-- Opening Marker --

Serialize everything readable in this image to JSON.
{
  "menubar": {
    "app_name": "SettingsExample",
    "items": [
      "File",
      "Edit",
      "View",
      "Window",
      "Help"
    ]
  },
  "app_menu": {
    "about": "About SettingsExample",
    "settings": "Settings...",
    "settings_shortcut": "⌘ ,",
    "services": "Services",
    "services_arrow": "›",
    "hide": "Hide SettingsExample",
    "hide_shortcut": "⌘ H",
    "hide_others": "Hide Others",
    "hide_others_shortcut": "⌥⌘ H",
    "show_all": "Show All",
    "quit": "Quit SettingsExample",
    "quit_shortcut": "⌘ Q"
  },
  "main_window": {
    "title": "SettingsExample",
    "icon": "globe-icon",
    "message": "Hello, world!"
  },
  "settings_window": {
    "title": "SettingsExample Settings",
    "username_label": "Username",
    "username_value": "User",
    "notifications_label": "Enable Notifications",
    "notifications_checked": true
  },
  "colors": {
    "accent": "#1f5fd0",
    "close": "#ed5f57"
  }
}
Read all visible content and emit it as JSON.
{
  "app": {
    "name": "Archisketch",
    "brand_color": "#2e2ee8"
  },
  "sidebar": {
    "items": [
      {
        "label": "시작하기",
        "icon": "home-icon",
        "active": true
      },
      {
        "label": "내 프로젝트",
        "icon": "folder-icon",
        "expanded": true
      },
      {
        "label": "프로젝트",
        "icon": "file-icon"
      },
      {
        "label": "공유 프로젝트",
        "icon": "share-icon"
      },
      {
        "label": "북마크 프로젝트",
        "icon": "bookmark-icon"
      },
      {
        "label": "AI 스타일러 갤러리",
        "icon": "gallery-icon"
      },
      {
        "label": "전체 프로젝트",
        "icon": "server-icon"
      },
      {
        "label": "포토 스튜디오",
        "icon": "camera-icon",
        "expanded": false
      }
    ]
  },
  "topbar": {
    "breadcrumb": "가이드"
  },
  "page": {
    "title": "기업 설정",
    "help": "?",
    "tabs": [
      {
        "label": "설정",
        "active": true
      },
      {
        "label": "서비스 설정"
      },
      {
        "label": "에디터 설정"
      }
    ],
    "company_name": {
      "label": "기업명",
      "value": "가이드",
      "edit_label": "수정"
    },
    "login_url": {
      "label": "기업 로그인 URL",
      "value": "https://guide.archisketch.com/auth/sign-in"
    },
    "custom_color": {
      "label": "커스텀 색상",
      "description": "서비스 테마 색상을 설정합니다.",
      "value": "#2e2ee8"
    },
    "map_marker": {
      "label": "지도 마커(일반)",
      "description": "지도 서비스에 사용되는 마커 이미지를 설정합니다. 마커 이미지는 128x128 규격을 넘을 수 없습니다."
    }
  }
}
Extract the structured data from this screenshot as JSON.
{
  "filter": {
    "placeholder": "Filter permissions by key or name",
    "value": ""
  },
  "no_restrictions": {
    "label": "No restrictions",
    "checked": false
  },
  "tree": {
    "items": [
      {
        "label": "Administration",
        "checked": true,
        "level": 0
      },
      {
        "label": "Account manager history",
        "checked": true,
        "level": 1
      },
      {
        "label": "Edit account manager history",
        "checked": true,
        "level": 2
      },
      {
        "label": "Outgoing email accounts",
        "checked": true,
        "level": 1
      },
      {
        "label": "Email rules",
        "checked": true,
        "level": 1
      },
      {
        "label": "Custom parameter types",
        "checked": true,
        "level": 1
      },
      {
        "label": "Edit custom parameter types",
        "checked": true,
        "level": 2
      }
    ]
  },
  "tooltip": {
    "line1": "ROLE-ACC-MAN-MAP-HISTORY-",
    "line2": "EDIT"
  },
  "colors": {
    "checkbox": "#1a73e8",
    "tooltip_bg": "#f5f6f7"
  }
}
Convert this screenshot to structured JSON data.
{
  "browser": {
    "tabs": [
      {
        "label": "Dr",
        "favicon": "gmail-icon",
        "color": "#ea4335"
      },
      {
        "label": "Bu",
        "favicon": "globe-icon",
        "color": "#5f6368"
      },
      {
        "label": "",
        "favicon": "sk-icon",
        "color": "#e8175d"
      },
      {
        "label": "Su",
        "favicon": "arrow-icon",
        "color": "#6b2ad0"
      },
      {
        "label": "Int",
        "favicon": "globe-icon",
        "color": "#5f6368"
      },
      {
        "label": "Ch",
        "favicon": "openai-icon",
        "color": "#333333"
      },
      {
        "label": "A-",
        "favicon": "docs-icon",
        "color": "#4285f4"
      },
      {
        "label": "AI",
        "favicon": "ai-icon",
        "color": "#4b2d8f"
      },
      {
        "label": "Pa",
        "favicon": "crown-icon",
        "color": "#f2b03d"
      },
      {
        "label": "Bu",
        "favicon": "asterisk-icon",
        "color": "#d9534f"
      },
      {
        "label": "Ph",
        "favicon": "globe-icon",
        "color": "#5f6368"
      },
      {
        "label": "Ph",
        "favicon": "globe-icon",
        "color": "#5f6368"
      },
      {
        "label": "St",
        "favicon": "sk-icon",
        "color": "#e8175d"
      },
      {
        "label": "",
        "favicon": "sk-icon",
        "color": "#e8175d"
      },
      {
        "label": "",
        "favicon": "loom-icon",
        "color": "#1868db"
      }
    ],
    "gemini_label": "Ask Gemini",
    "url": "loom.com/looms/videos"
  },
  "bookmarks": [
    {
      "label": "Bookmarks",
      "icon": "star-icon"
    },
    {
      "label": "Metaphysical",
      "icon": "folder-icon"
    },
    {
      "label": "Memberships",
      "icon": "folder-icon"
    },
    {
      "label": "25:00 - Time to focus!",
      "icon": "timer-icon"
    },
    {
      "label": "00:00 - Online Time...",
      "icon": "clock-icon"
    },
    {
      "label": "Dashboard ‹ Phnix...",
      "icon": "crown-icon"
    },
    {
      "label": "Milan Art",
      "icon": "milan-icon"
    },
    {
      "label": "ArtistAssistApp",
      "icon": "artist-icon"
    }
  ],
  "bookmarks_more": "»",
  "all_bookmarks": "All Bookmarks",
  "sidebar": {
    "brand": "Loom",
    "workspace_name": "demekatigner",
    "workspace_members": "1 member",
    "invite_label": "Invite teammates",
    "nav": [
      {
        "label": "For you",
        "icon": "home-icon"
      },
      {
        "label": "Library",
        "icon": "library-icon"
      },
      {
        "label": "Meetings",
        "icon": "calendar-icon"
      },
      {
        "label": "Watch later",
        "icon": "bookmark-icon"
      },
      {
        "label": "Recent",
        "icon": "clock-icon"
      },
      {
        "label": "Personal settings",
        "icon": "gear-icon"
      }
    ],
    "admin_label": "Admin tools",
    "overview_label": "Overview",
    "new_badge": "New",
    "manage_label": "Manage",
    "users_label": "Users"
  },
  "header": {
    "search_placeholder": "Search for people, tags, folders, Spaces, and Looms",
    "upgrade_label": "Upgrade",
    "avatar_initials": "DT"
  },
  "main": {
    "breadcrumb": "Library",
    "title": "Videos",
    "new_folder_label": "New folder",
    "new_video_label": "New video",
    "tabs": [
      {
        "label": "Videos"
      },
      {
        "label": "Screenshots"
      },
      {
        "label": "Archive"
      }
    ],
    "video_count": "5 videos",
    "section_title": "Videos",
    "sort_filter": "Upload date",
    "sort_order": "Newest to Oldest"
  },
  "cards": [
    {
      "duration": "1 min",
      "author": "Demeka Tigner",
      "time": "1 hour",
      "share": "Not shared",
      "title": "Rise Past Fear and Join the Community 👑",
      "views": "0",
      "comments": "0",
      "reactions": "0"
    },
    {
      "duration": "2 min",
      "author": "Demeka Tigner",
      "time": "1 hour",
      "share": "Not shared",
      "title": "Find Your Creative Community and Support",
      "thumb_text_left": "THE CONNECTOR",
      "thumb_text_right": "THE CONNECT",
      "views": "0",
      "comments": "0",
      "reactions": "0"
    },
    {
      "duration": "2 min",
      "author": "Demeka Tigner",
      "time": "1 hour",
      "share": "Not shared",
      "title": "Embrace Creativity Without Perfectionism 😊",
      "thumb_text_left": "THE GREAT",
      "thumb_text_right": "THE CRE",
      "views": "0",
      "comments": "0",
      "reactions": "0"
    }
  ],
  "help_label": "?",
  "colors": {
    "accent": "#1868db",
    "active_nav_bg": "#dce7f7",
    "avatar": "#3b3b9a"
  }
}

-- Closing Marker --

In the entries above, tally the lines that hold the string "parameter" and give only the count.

2